• Provided data:

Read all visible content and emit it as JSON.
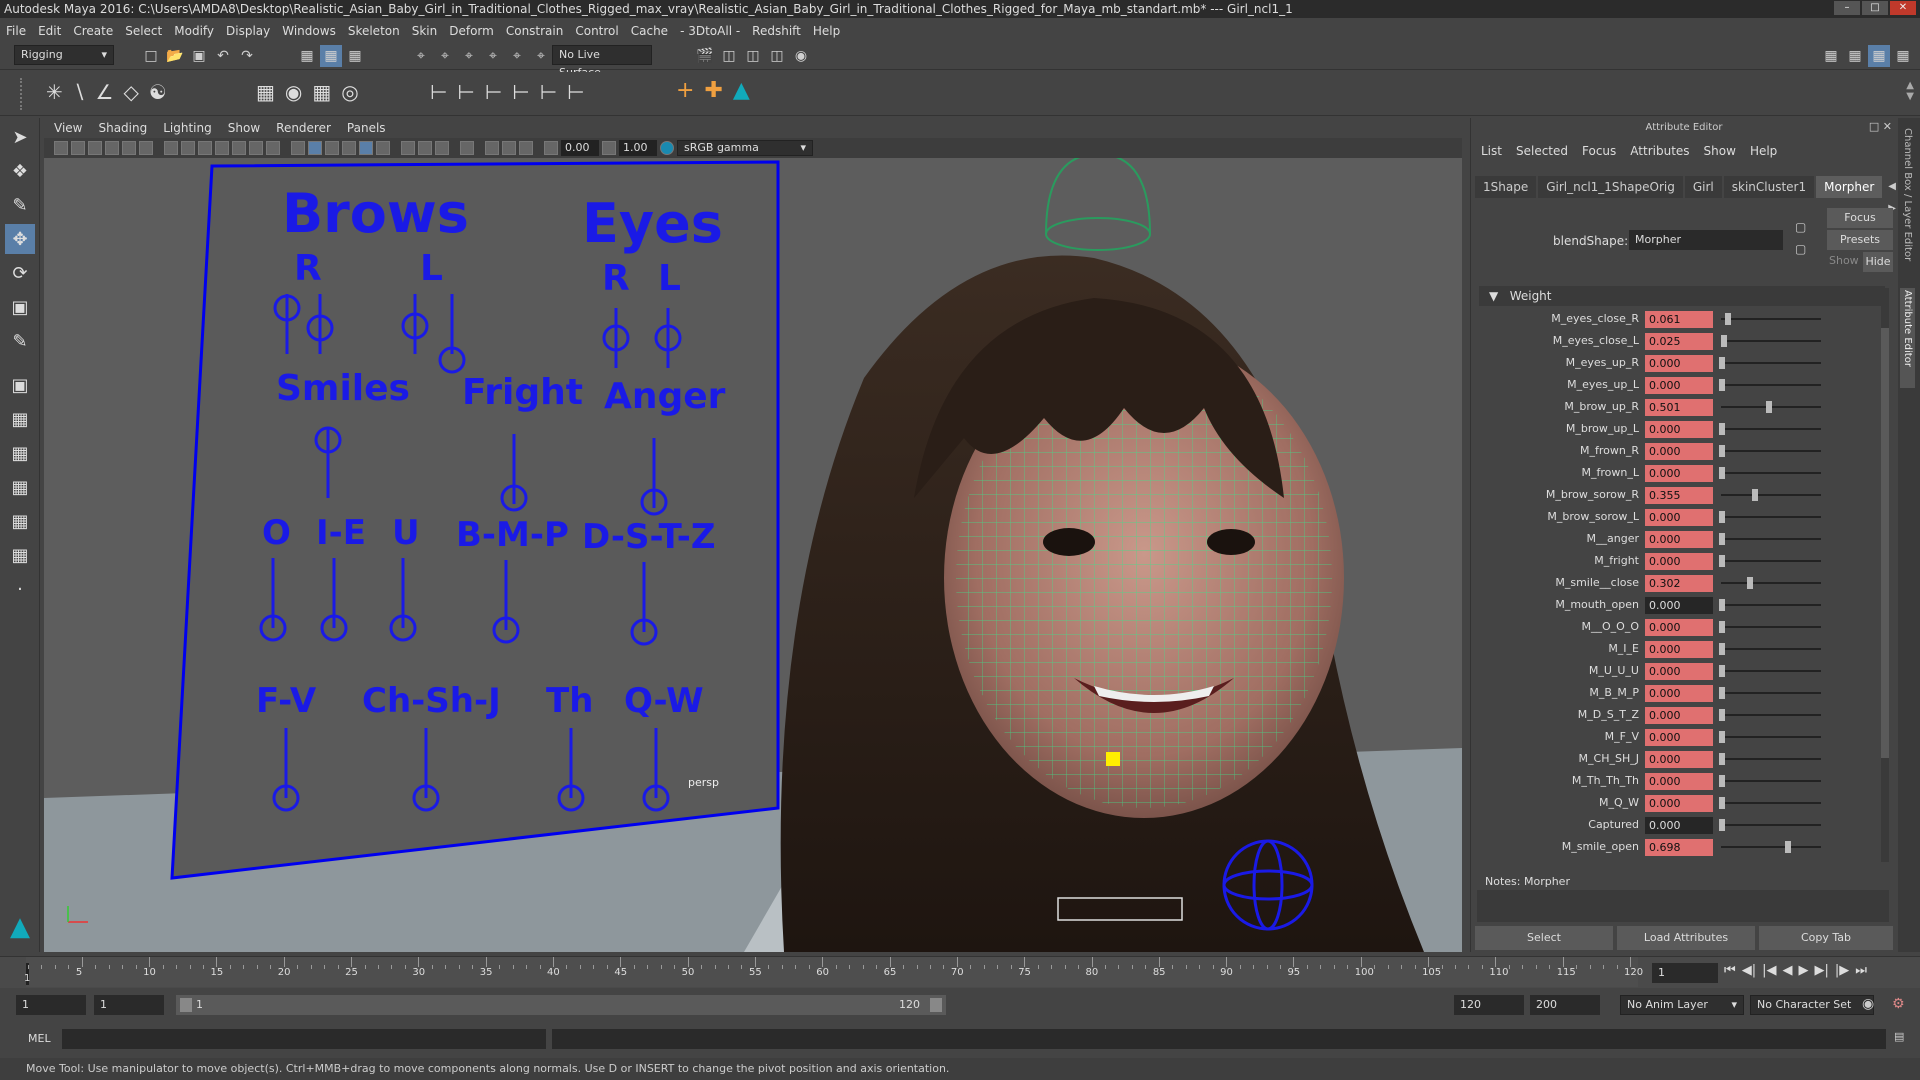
{
  "title": "Autodesk Maya 2016: C:\\Users\\AMDA8\\Desktop\\Realistic_Asian_Baby_Girl_in_Traditional_Clothes_Rigged_max_vray\\Realistic_Asian_Baby_Girl_in_Traditional_Clothes_Rigged_for_Maya_mb_standart.mb*  ---  Girl_ncl1_1",
  "menus": [
    "File",
    "Edit",
    "Create",
    "Select",
    "Modify",
    "Display",
    "Windows",
    "Skeleton",
    "Skin",
    "Deform",
    "Constrain",
    "Control",
    "Cache",
    "- 3DtoAll -",
    "Redshift",
    "Help"
  ],
  "statusline": {
    "menuset": "Rigging",
    "live_surface": "No Live Surface"
  },
  "panel_menu": [
    "View",
    "Shading",
    "Lighting",
    "Show",
    "Renderer",
    "Panels"
  ],
  "panel_tools": {
    "value1": "0.00",
    "value2": "1.00",
    "colorspace": "sRGB gamma"
  },
  "viewport": {
    "camera": "persp",
    "face_board": {
      "brows": "Brows",
      "eyes": "Eyes",
      "r": "R",
      "l": "L",
      "smiles": "Smiles",
      "fright": "Fright",
      "anger": "Anger",
      "o": "O",
      "ie": "I-E",
      "u": "U",
      "bmp": "B-M-P",
      "dstz": "D-S-T-Z",
      "fv": "F-V",
      "chshj": "Ch-Sh-J",
      "th": "Th",
      "qw": "Q-W"
    }
  },
  "attr_editor": {
    "title": "Attribute Editor",
    "menu": [
      "List",
      "Selected",
      "Focus",
      "Attributes",
      "Show",
      "Help"
    ],
    "tabs": [
      "1Shape",
      "Girl_ncl1_1ShapeOrig",
      "Girl",
      "skinCluster1",
      "Morpher"
    ],
    "active_tab": "Morpher",
    "blendshape_label": "blendShape:",
    "blendshape_value": "Morpher",
    "focus": "Focus",
    "presets": "Presets",
    "show": "Show",
    "hide": "Hide",
    "weight_header": "Weight",
    "weights": [
      {
        "name": "M_eyes_close_R",
        "value": "0.061",
        "level": 0.061,
        "keyed": true
      },
      {
        "name": "M_eyes_close_L",
        "value": "0.025",
        "level": 0.025,
        "keyed": true
      },
      {
        "name": "M_eyes_up_R",
        "value": "0.000",
        "level": 0,
        "keyed": true
      },
      {
        "name": "M_eyes_up_L",
        "value": "0.000",
        "level": 0,
        "keyed": true
      },
      {
        "name": "M_brow_up_R",
        "value": "0.501",
        "level": 0.501,
        "keyed": true
      },
      {
        "name": "M_brow_up_L",
        "value": "0.000",
        "level": 0,
        "keyed": true
      },
      {
        "name": "M_frown_R",
        "value": "0.000",
        "level": 0,
        "keyed": true
      },
      {
        "name": "M_frown_L",
        "value": "0.000",
        "level": 0,
        "keyed": true
      },
      {
        "name": "M_brow_sorow_R",
        "value": "0.355",
        "level": 0.355,
        "keyed": true
      },
      {
        "name": "M_brow_sorow_L",
        "value": "0.000",
        "level": 0,
        "keyed": true
      },
      {
        "name": "M__anger",
        "value": "0.000",
        "level": 0,
        "keyed": true
      },
      {
        "name": "M_fright",
        "value": "0.000",
        "level": 0,
        "keyed": true
      },
      {
        "name": "M_smile__close",
        "value": "0.302",
        "level": 0.302,
        "keyed": true
      },
      {
        "name": "M_mouth_open",
        "value": "0.000",
        "level": 0,
        "keyed": false
      },
      {
        "name": "M__O_O_O",
        "value": "0.000",
        "level": 0,
        "keyed": true
      },
      {
        "name": "M_I_E",
        "value": "0.000",
        "level": 0,
        "keyed": true
      },
      {
        "name": "M_U_U_U",
        "value": "0.000",
        "level": 0,
        "keyed": true
      },
      {
        "name": "M_B_M_P",
        "value": "0.000",
        "level": 0,
        "keyed": true
      },
      {
        "name": "M_D_S_T_Z",
        "value": "0.000",
        "level": 0,
        "keyed": true
      },
      {
        "name": "M_F_V",
        "value": "0.000",
        "level": 0,
        "keyed": true
      },
      {
        "name": "M_CH_SH_J",
        "value": "0.000",
        "level": 0,
        "keyed": true
      },
      {
        "name": "M_Th_Th_Th",
        "value": "0.000",
        "level": 0,
        "keyed": true
      },
      {
        "name": "M_Q_W",
        "value": "0.000",
        "level": 0,
        "keyed": true
      },
      {
        "name": "Captured",
        "value": "0.000",
        "level": 0,
        "keyed": false
      },
      {
        "name": "M_smile_open",
        "value": "0.698",
        "level": 0.698,
        "keyed": true
      }
    ],
    "notes_label": "Notes:",
    "notes_value": "Morpher",
    "buttons": {
      "select": "Select",
      "load": "Load Attributes",
      "copy": "Copy Tab"
    },
    "side_tabs": {
      "channel_box": "Channel Box / Layer Editor",
      "attribute_editor": "Attribute Editor"
    }
  },
  "timeline": {
    "ticks": [
      "5",
      "10",
      "15",
      "20",
      "25",
      "30",
      "35",
      "40",
      "45",
      "50",
      "55",
      "60",
      "65",
      "70",
      "75",
      "80",
      "85",
      "90",
      "95",
      "100",
      "105",
      "110",
      "115",
      "120"
    ],
    "first_tick": "1",
    "current_frame": "1"
  },
  "range": {
    "start": "1",
    "playback_start": "1",
    "slider_start": "1",
    "slider_end": "120",
    "playback_end": "120",
    "end": "200",
    "anim_layer": "No Anim Layer",
    "character_set": "No Character Set"
  },
  "cmdline": {
    "label": "MEL"
  },
  "helpline": "Move Tool: Use manipulator to move object(s). Ctrl+MMB+drag to move components along normals. Use D or INSERT to change the pivot position and axis orientation.",
  "colors": {
    "rig_blue": "#0000ee",
    "wire_green": "#3fe08a",
    "keyed_red": "#e07070",
    "control_yellow": "#ffee00"
  }
}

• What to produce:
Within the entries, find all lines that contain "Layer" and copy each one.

• Task answer:
      "channel_box": "Channel Box / Layer Editor",
    "anim_layer": "No Anim Layer",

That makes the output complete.